More than 1,000 diners, all dressed in white, will descend on a secret downtown location in Toronto Thursday evening where they will set up tables, unpack three-course meals from picnic baskets and raise their glasses to toast fine food, good friends and elegance.

The scene may be enough to cause passerbys to pinch themselves, but it’s not a dream.

The ethereal diners are part of a worldwide event called Diner en Blanc, or Dinner in White, which will make its way to Toronto for the first time next week.

“We’re all busy with our lives and this is saying, let’s take a break. Let’s do something special. Let’s experience something together,” says Toronto event co-organizer Jessica Tan.

The pop-up dinner is inspired by an event started in Paris by Francois Pasquier and a group of his friends 24 years ago.

Today, the Parisian Diner en Blanc draws crowds of up to 15,000 people and similar dinners have been held in countries including Italy, Puerto Rico, Australia and the United States.

Diner en Blanc made its way to Canada with a dinner in Montreal four years ago. More recently, Quebec City, and now Vancouver and Toronto, have joined the celebration.

Tan, who is one of three main organizers of the Toronto dinner, was inspired after attending Diner en Blanc in Montreal last year.

“I get goose bumps every time I think about it,” Tan says, recalling her experience, which included 3,300 people dining together in the Place du Canada.

She describes the Montreal event in glowing terms, a night when different generations came together, met new friends and used a downtown space in an elegant new way.

For the Toronto event, participants sign up online and pay a fee of between $25 and $33, which goes to cover things like rentals, transportation, licences and incidental costs.

Participants choose from a list of meeting spots and are led to the secret location by a table leader.

The journey is part of the fun, Tan says, recalling her Montreal experience.

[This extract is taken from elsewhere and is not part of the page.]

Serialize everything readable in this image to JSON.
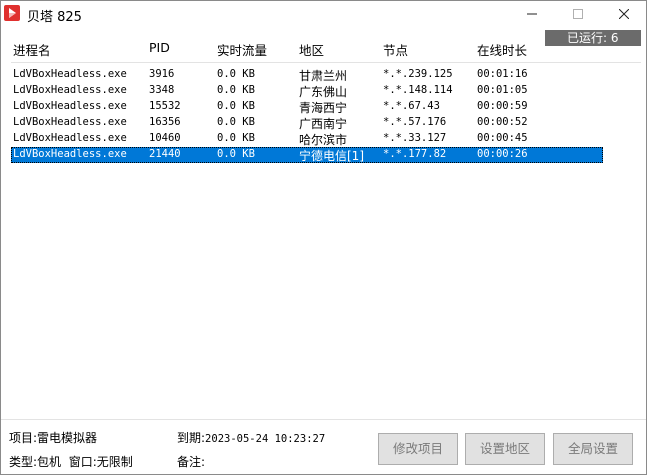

“On the way there, three strangers said, ‘Oh congratulations,’ they thought we had just gotten married,” Tan said. “We could see people all in white, so we knew we were heading in the right direction.”

Once diners arrive at the secret location they spread out fine china, table linens -- white, of course -- and begin the feast. Wine is also available for purchase to ensure all liquor laws are followed.

Toronto’s event is limited to just 1,400 people, with plans to go bigger after the inaugural year.

The event is already full, but there is a waiting list if extra spots become available.

Caledon resident Monique Van De Merwe was one of those lucky enough to get a guaranteed spot, along with a group of nine friends from Caledon and Toronto.

Van De Merwe, who describes herself as someone who likes “good food, good wine, good company and good ambiance,” was drawn to the mystery of the event and the opportunity to do something totally new and unusual.

Though there is temptation to do so, she isn’t trying to guess the location.

“Part of me wants to try to guess. A couple of people in the group have tried and I’m, quite frankly, not interested in knowing,” Van De Merwe says. “I think that’s part of the interesting component of the event, is that there is an element of surprise.”

When the surprise is over, when bellies are full and new friends are made, diners will stand together and light sparklers, 1,300 white lights against an all-white background.

And when it’s over, they’ll pick up and float away, says organizer Tan.

“We show up. We have our lovely evening together. And we disappear like we were never there.”